Perfect throughout the year I served this with mashed potato and Mediterranean veg on an unfortunately miserable May weekend.

Hope you enjoy!

Ingredientsserves 4

800g skinless and boneless chicken thighs

1tbsp coconut oil (or olive oil)

1 onion, finely chopped

1 garlic clove, crushed

1 tbsp fresh thyme or 1 and 1/2 tsp dried thyme

2tsp runny honey

2tbsp tomato purée

300ml dry cider

200ml chicken stock

400g chestnut mushrooms, halved

400g tinned chopped tomatoes

2 tbsp fresh parsley, to garnish
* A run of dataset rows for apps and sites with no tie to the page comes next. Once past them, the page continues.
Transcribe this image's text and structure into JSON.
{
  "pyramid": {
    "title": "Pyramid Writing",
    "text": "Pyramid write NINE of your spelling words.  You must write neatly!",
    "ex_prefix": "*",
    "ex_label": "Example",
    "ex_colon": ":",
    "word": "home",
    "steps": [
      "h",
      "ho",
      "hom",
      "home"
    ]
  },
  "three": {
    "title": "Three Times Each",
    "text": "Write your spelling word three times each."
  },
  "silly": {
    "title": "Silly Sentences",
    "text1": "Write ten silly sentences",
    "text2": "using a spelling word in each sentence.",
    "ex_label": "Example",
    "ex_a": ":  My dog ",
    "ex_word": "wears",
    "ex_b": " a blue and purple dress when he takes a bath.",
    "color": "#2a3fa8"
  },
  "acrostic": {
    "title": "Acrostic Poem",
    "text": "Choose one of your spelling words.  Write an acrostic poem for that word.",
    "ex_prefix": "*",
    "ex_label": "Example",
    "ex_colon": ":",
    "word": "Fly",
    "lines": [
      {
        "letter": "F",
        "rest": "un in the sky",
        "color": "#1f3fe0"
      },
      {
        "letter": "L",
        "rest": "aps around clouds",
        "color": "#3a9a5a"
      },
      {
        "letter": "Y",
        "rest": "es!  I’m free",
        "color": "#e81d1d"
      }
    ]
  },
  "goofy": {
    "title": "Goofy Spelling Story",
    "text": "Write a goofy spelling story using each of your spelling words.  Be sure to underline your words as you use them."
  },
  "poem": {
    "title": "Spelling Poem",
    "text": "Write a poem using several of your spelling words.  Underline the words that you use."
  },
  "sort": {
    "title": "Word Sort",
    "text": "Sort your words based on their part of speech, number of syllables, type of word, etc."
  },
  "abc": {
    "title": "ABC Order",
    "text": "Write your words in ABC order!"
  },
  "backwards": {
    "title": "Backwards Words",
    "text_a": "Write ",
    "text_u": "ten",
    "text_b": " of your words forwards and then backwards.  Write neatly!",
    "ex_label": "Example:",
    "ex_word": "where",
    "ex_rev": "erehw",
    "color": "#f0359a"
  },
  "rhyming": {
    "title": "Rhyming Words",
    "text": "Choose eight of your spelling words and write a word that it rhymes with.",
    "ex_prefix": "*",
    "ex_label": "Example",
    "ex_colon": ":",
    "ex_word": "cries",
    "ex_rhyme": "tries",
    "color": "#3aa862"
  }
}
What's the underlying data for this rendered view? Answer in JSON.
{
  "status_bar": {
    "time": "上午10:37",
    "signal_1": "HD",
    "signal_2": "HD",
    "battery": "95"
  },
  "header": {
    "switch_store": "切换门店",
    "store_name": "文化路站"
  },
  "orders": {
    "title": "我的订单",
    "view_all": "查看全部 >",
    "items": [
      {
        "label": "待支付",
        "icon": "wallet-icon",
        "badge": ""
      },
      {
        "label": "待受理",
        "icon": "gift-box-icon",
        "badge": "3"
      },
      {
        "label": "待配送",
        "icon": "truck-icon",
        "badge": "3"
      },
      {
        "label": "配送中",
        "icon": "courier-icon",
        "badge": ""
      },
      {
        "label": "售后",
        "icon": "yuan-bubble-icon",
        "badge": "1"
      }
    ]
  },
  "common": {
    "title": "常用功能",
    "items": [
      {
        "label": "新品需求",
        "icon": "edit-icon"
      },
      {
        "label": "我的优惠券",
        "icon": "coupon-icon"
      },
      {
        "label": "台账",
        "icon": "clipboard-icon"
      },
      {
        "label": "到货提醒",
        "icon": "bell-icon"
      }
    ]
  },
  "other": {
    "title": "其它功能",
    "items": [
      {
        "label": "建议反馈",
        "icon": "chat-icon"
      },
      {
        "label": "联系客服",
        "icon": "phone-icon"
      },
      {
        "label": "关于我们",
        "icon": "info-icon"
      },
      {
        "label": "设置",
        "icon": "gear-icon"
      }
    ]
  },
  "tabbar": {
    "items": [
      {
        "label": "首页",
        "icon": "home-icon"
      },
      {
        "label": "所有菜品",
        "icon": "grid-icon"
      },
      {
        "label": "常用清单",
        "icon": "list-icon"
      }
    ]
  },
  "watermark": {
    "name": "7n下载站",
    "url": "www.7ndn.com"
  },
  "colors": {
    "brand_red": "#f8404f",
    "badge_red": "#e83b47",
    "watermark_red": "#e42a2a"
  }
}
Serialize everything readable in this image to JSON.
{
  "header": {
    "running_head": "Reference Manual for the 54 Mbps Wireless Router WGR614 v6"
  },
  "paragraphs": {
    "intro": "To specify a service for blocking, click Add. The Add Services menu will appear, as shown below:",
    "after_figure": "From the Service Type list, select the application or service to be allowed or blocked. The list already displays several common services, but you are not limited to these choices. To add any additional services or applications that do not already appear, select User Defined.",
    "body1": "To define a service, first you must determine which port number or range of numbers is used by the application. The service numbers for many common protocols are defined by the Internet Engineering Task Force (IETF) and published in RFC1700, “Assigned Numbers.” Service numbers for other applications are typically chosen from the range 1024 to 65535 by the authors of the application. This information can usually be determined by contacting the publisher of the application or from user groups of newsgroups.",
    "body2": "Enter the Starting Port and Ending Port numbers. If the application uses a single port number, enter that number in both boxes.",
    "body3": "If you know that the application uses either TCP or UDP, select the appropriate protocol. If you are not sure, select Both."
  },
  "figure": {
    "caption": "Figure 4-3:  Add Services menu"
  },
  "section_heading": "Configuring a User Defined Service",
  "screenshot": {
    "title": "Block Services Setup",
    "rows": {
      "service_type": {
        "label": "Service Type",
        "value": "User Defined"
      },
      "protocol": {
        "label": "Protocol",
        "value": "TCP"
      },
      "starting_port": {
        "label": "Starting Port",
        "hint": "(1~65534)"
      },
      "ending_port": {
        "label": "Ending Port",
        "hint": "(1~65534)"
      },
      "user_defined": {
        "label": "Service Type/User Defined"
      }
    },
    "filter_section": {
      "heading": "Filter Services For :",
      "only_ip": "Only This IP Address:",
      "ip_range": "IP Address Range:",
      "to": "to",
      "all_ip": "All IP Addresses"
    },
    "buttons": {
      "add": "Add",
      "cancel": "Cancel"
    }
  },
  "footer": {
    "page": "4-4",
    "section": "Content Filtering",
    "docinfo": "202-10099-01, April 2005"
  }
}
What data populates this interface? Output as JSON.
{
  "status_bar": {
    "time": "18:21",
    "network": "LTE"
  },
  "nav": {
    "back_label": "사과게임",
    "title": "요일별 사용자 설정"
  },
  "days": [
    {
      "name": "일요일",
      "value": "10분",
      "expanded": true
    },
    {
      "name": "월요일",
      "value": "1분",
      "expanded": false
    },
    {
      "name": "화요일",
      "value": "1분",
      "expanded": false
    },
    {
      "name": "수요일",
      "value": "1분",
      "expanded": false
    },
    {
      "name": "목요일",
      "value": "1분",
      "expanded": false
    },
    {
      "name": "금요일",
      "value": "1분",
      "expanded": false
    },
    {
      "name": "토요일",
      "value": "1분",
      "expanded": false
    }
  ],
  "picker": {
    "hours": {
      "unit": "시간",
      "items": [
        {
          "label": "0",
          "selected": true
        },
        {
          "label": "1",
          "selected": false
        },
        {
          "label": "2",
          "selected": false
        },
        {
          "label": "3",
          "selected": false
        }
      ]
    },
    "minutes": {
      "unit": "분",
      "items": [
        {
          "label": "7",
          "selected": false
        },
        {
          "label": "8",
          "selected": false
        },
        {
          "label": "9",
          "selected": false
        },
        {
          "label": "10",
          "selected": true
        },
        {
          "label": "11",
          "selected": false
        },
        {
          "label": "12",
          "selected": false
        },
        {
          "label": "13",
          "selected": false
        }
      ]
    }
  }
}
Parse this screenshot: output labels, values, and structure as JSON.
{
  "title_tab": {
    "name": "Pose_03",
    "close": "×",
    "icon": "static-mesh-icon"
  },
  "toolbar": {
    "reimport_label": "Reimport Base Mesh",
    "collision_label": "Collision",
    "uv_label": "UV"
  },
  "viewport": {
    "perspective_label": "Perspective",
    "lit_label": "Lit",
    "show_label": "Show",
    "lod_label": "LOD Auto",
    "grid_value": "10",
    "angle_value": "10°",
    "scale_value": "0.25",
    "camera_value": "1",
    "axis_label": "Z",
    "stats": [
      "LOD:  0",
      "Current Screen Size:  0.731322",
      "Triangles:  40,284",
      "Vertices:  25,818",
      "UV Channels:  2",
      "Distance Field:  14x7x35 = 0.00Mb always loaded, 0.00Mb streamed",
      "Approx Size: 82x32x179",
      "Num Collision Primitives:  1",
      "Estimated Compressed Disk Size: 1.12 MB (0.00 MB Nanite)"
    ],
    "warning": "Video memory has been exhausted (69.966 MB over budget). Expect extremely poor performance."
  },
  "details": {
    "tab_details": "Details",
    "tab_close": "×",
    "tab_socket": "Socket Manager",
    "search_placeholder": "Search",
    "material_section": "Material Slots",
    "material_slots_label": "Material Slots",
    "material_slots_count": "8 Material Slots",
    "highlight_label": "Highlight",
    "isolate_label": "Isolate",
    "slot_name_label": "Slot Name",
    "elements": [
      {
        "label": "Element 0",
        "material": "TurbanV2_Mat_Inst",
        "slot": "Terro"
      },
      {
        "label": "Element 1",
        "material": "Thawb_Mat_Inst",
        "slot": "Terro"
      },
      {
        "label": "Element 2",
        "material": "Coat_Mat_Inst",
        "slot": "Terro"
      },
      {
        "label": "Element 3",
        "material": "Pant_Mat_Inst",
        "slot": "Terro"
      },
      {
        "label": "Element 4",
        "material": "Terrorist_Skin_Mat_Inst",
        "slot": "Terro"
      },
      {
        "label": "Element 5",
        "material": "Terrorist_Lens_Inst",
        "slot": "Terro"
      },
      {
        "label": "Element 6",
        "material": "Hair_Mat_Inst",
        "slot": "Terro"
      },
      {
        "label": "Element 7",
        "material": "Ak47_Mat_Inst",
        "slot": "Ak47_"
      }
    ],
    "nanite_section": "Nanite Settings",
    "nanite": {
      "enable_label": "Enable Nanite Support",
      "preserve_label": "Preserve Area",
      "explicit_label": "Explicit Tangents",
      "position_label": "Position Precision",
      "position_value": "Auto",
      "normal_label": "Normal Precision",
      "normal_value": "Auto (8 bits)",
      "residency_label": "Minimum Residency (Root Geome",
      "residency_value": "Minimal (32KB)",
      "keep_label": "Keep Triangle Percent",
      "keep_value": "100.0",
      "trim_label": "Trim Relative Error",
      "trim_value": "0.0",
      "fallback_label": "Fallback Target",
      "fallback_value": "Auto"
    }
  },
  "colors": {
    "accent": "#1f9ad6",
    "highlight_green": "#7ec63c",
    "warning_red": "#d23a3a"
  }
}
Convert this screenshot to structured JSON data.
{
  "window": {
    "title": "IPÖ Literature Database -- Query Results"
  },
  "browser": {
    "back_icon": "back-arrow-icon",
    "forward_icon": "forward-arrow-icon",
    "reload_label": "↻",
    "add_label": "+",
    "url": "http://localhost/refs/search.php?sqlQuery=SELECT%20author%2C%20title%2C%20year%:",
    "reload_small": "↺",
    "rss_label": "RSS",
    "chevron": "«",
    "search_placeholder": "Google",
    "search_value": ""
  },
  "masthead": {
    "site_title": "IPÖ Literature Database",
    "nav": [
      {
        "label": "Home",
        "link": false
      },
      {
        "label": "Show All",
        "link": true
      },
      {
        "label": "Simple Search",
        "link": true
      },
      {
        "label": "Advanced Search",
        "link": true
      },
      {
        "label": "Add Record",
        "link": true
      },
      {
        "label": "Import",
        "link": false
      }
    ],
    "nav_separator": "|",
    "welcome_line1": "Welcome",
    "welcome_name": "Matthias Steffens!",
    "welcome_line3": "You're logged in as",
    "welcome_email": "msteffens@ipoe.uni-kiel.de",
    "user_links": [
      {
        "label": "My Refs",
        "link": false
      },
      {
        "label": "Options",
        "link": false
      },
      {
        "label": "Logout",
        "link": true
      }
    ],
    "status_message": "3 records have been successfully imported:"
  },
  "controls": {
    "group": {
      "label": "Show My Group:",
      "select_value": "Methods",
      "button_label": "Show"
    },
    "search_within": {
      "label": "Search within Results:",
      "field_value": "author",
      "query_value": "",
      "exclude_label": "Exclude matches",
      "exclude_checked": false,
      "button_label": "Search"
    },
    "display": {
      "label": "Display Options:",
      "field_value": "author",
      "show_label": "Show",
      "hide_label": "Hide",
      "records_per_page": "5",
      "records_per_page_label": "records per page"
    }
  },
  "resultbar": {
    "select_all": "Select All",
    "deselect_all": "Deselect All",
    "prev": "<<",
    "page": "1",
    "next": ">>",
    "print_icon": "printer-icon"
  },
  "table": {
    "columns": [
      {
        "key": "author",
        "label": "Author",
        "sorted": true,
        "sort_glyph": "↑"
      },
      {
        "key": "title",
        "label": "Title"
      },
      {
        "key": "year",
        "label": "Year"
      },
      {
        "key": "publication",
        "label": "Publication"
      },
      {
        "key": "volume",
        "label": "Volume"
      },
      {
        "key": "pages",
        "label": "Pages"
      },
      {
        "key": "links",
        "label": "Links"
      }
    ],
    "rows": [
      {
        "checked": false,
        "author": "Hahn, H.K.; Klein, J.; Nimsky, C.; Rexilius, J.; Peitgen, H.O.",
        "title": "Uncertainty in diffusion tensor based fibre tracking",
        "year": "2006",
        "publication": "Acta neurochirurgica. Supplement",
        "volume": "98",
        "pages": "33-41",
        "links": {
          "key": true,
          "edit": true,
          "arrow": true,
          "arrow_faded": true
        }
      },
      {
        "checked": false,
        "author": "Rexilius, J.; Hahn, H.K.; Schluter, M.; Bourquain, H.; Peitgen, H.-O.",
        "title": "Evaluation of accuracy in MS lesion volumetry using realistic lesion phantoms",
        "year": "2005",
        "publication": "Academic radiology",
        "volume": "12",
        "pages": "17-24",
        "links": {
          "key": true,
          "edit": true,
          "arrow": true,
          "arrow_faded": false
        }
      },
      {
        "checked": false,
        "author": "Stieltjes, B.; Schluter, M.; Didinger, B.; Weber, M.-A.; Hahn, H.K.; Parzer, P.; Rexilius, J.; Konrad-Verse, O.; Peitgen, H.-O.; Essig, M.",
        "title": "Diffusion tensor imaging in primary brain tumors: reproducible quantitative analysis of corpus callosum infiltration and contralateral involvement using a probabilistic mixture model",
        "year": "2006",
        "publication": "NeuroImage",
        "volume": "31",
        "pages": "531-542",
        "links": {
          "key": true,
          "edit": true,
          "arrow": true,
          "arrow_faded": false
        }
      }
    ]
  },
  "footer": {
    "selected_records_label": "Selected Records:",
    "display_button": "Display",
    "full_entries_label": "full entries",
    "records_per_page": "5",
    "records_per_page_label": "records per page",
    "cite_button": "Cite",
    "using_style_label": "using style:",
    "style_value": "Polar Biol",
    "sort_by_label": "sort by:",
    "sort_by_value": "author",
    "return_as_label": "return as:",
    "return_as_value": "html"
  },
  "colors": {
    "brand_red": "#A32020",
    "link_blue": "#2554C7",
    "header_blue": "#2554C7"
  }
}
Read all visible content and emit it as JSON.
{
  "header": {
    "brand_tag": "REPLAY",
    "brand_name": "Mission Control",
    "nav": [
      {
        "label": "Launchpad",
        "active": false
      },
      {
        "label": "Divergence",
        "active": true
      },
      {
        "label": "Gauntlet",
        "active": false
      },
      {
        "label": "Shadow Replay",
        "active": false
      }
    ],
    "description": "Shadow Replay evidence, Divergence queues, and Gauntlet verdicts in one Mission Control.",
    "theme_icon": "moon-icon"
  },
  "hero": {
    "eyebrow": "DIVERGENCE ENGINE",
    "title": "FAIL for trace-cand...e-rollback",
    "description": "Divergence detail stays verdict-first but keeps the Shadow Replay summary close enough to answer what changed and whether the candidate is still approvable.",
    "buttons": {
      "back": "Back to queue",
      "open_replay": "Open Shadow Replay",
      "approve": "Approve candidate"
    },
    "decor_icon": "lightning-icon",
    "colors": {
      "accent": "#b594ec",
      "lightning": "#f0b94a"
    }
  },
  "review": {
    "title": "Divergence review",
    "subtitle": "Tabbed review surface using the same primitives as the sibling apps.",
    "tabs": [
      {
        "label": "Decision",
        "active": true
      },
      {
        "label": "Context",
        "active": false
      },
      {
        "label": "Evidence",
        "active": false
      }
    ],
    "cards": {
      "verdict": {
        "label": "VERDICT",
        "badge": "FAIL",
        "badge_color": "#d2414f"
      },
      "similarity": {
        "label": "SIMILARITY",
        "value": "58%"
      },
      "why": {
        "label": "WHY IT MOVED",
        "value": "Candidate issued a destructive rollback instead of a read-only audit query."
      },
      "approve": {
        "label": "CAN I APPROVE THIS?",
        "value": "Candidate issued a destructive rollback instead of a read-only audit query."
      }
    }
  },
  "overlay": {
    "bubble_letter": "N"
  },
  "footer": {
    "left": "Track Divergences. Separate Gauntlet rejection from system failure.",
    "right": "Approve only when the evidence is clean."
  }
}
  1. Secure each chicken thigh with a cocktail stick or cook’s string to make a small parcel.
  2. Add your oil to a casserole dish or large wok, over a medium heat and add your chicken.
  3. Cook chicken for 10-15 minutes or until browned all over and remove from the pan.
  4. Add the onion and thyme to the pan and cook for 5 minutes.
  5. Now add the garlic and tomato purée and cook for a further 1 minute.
  6. Return the browned chicken to the pan adding the honey, cider, stock, mushrooms and tomatoes with it.
  7. Bring the pan to a simmer and cook gently for at least 20 minutes turning the chicken halfway through.
  8. Scatter the parsley over your casserole and serve.

You could leave this dish to simmer on a low heat for up to an hour, the flavours would just intensify and thicken.


Leave a Reply

Fill in your details below or click an icon to log in: Logo

You are commenting using your account. Log Out / Change )

Twitter picture

You are commenting using your Twitter account. Log Out / Change )

Facebook photo

You are commenting using your Facebook account. Log Out / Change )

Google+ photo

You are commenting using your Google+ account. Log Out / Change )

Connecting to %s